WORK TO COMPLETE: For each line of the data below, copy it if it holds the word "cube".

Stored records:

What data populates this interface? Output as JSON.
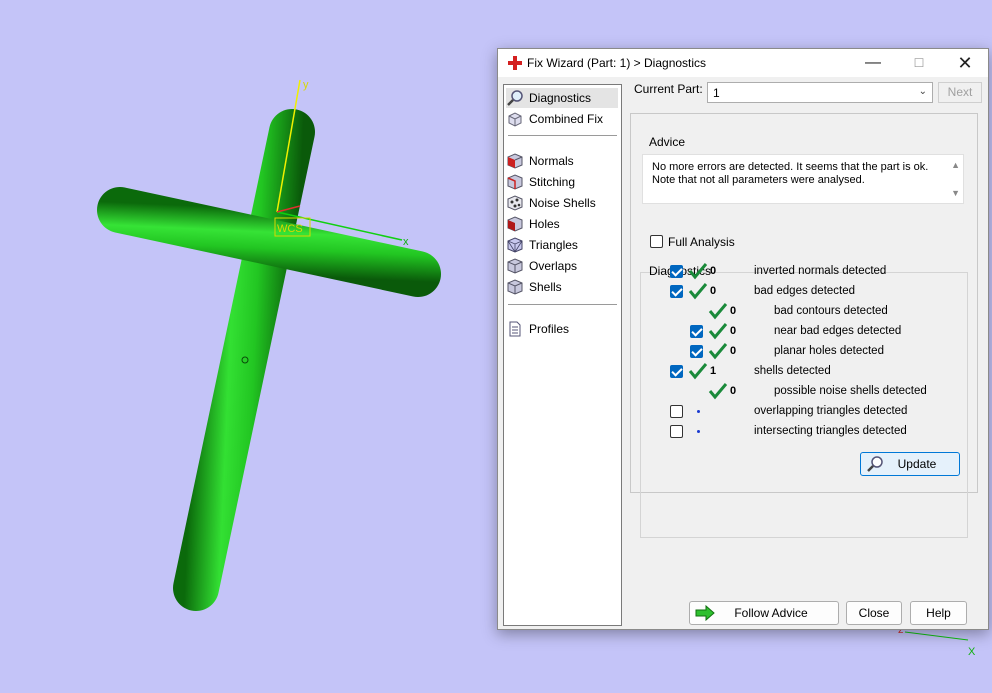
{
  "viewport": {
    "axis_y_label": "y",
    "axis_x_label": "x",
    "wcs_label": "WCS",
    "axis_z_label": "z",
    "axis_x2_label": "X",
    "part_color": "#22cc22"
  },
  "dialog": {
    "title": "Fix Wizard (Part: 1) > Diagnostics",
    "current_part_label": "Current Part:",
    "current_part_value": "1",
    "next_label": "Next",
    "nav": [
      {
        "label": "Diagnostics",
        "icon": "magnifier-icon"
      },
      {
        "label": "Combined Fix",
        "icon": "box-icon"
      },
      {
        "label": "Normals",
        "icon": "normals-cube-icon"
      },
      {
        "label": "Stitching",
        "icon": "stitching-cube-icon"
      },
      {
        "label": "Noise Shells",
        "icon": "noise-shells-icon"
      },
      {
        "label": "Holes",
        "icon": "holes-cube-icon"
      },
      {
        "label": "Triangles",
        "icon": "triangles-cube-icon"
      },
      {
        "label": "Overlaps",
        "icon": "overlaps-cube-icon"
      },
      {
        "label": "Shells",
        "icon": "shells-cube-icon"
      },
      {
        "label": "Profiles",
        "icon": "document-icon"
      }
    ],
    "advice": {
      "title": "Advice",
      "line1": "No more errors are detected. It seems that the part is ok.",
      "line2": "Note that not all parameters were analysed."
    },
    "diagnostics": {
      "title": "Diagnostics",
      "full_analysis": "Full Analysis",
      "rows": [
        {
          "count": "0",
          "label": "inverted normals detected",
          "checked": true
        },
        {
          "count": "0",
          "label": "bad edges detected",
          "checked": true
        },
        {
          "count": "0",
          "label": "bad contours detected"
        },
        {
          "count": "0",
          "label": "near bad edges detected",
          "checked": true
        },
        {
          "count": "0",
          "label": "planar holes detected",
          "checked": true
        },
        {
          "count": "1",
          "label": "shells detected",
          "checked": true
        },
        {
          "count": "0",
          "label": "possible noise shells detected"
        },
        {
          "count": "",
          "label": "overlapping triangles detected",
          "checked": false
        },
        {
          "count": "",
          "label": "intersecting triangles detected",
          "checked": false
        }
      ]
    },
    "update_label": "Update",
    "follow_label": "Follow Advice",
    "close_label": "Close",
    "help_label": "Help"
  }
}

REPLY:
        "icon": "normals-cube-icon"
        "icon": "stitching-cube-icon"
        "icon": "holes-cube-icon"
        "icon": "triangles-cube-icon"
        "icon": "overlaps-cube-icon"
        "icon": "shells-cube-icon"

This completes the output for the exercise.